* _Extracted records_
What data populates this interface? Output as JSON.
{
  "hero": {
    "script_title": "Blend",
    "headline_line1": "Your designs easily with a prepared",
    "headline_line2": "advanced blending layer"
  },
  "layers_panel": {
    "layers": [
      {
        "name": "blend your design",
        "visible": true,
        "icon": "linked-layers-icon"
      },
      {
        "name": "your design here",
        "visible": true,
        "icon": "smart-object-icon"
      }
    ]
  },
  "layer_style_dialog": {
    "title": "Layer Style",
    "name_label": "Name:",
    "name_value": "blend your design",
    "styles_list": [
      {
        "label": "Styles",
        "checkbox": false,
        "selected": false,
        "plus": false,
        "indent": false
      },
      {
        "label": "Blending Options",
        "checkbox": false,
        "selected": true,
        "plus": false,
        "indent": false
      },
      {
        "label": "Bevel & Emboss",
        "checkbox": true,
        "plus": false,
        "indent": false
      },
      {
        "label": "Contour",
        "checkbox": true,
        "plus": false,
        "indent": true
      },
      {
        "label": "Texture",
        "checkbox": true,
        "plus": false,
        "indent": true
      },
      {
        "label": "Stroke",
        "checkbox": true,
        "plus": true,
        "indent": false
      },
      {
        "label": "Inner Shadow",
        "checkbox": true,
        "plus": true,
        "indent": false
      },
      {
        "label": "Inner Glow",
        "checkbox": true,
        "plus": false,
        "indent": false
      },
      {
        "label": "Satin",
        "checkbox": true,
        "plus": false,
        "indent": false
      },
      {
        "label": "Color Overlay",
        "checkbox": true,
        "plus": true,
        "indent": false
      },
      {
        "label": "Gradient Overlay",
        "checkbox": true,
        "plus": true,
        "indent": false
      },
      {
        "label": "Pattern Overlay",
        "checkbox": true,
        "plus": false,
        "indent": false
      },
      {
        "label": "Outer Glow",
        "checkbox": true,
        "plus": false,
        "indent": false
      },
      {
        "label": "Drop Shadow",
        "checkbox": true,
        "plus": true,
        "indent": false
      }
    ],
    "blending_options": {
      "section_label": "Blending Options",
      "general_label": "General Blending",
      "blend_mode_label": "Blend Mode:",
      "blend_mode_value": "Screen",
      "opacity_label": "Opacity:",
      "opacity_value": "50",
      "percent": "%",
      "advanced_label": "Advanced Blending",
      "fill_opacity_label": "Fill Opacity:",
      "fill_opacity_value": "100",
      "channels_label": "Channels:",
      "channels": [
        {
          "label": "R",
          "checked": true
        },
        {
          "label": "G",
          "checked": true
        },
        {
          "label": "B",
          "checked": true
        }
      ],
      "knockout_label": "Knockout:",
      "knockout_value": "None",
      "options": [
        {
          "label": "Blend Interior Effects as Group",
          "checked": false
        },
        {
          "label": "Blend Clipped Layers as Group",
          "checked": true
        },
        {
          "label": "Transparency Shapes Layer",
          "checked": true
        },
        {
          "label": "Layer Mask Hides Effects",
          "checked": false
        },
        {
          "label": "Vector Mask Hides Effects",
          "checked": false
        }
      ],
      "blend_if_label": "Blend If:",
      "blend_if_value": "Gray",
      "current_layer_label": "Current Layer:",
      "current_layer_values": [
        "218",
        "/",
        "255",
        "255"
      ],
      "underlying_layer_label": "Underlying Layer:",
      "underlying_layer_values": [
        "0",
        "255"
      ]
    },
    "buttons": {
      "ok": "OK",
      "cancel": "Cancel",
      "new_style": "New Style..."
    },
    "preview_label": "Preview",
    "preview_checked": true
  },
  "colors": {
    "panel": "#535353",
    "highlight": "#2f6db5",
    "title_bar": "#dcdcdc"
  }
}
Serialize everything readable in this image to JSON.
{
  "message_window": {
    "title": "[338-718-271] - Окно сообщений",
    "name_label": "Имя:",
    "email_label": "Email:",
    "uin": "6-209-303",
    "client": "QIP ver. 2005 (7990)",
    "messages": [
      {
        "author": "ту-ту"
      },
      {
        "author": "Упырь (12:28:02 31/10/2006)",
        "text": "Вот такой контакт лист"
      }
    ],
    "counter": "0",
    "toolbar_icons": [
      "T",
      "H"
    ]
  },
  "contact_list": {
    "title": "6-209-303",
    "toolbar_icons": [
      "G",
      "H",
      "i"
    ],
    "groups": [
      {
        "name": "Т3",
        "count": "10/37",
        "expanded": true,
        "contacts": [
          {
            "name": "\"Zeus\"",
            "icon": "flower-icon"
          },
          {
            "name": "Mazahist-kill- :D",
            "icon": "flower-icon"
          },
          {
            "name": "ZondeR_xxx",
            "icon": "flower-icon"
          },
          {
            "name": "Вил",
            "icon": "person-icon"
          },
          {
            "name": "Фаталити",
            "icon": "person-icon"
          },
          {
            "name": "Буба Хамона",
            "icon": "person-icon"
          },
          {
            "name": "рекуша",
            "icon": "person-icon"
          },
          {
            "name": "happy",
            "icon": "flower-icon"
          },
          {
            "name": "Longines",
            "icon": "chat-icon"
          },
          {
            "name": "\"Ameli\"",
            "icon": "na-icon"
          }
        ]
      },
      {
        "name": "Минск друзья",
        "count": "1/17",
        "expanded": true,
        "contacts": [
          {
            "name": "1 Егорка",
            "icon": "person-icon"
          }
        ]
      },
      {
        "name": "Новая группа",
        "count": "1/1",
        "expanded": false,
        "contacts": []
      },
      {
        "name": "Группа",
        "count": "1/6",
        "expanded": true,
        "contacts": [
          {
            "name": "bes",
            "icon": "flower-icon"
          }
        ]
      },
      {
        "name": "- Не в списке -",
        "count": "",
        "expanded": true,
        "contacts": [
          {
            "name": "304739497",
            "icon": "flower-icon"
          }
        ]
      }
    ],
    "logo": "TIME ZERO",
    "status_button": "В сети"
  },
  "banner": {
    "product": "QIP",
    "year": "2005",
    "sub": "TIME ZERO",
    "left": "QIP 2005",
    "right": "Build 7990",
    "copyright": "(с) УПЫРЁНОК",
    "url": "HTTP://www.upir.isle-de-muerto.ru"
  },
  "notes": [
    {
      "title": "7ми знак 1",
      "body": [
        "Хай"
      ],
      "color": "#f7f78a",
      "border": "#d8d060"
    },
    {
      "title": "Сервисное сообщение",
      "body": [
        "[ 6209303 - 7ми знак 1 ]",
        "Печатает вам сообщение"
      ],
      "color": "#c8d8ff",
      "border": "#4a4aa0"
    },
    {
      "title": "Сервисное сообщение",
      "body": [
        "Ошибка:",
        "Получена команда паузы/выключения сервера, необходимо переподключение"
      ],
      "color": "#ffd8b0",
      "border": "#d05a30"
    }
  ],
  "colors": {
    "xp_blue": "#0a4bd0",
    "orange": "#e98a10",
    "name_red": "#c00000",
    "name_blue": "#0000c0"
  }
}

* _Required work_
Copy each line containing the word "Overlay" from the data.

* _Exercise result_
        "label": "Color Overlay",
        "label": "Gradient Overlay",
        "label": "Pattern Overlay",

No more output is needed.